HOW TO COMPLETE THIS TASK:
Copy each line below as it stands, but skip any picture it contains.

[Element data from apps and pages]
____________

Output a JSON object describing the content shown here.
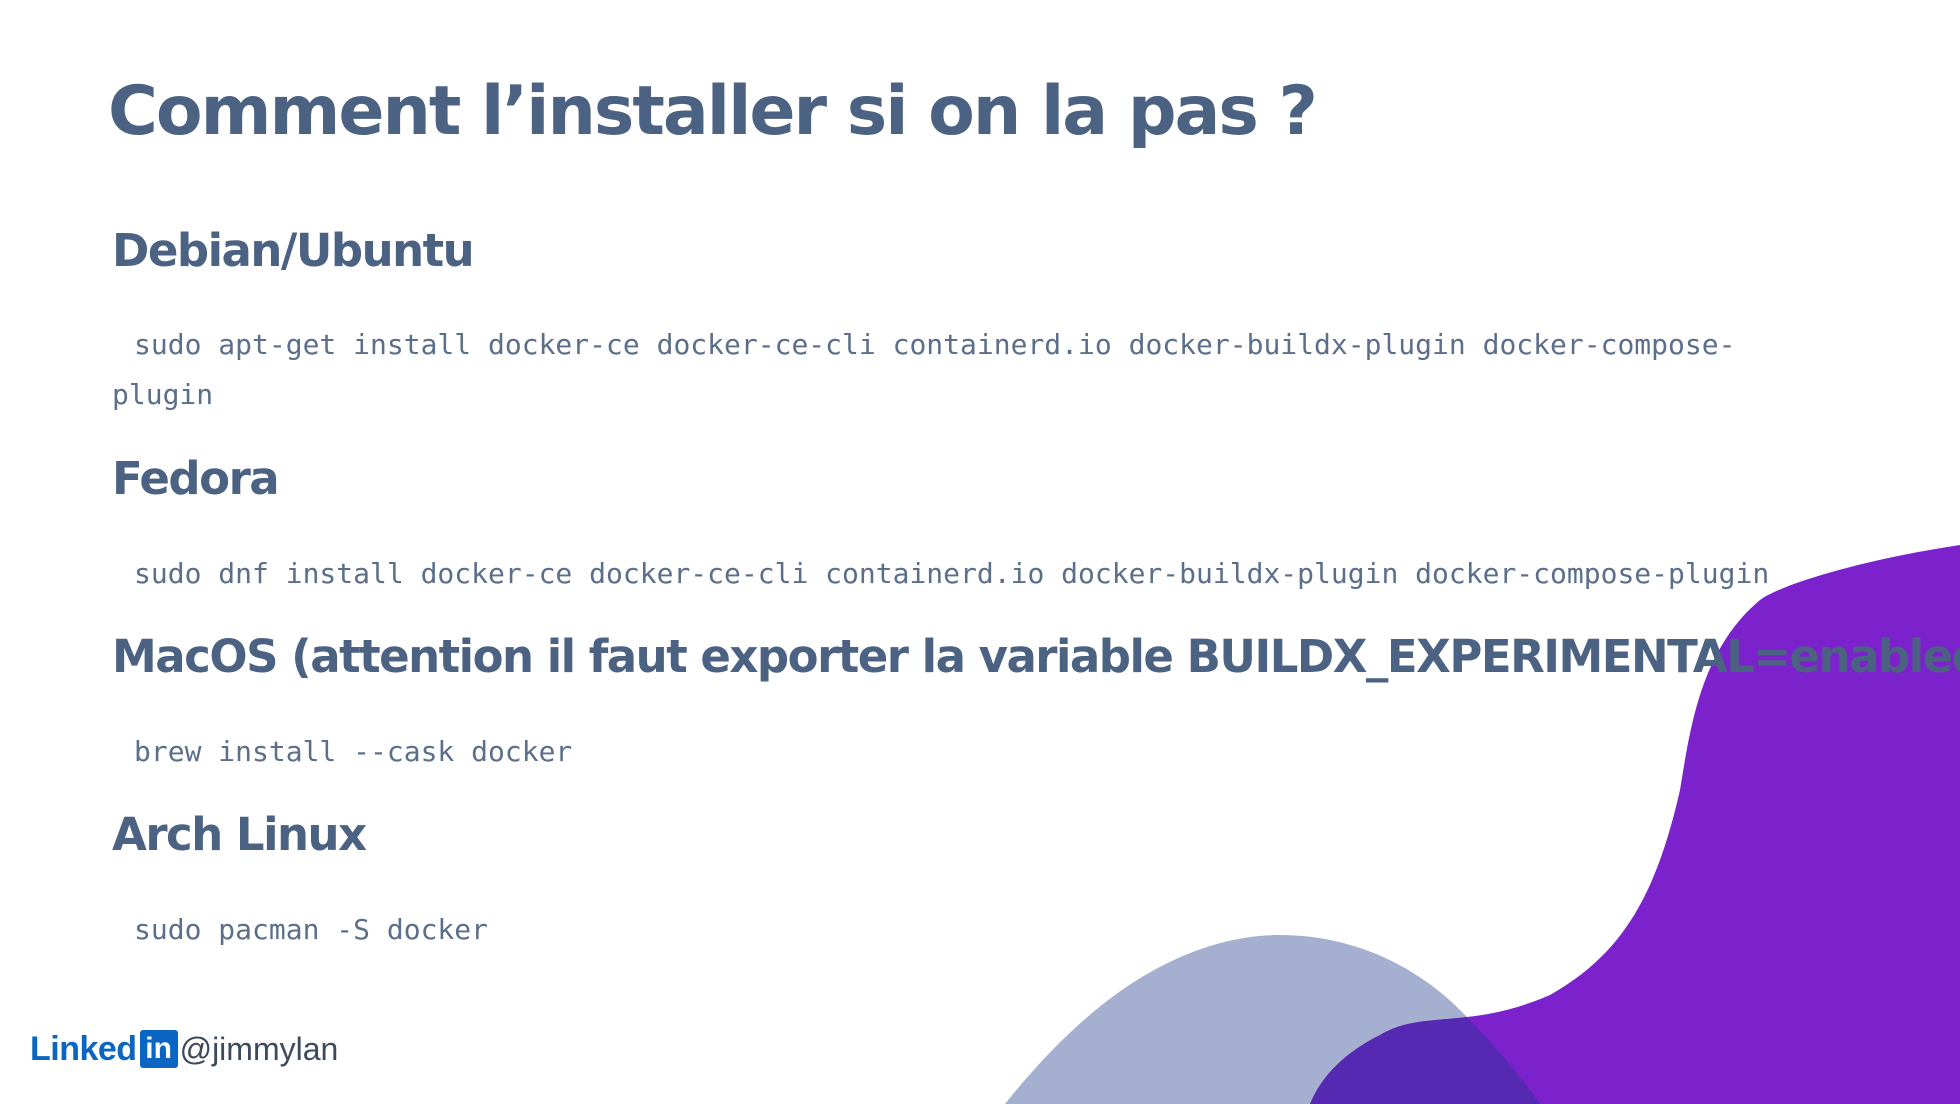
{
  "slide": {
    "title": "Comment l’installer si on la pas ?"
  },
  "sections": [
    {
      "heading": "Debian/Ubuntu",
      "command": "sudo apt-get install docker-ce docker-ce-cli containerd.io docker-buildx-plugin docker-compose-plugin"
    },
    {
      "heading": "Fedora",
      "command": "sudo dnf install docker-ce docker-ce-cli containerd.io docker-buildx-plugin docker-compose-plugin"
    },
    {
      "heading": "MacOS (attention il faut exporter la variable BUILDX_EXPERIMENTAL=enabled)",
      "command": "brew install --cask docker"
    },
    {
      "heading": "Arch Linux",
      "command": "sudo pacman -S docker"
    }
  ],
  "footer": {
    "brand_text": "Linked",
    "brand_box": "in",
    "handle": "@jimmylan"
  },
  "colors": {
    "text": "#4b6282",
    "purple": "#7b22cc",
    "lavender": "#a5b0d0",
    "overlap": "#5629b2",
    "linkedin": "#0a66c2"
  },
  "icons": {
    "logo": "linkedin-logo-icon"
  }
}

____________

RESULT:
Output a JSON object describing the content shown here.
{
  "slide": {
    "title": "Comment l’installer si on la pas ?"
  },
  "sections": [
    {
      "heading": "Debian/Ubuntu",
      "command": "sudo apt-get install docker-ce docker-ce-cli containerd.io docker-buildx-plugin docker-compose-plugin"
    },
    {
      "heading": "Fedora",
      "command": "sudo dnf install docker-ce docker-ce-cli containerd.io docker-buildx-plugin docker-compose-plugin"
    },
    {
      "heading": "MacOS (attention il faut exporter la variable BUILDX_EXPERIMENTAL=enabled)",
      "command": "brew install --cask docker"
    },
    {
      "heading": "Arch Linux",
      "command": "sudo pacman -S docker"
    }
  ],
  "footer": {
    "brand_text": "Linked",
    "brand_box": "in",
    "handle": "@jimmylan"
  },
  "colors": {
    "text": "#4b6282",
    "purple": "#7b22cc",
    "lavender": "#a5b0d0",
    "overlap": "#5629b2",
    "linkedin": "#0a66c2"
  },
  "icons": {
    "logo": "linkedin-logo-icon"
  }
}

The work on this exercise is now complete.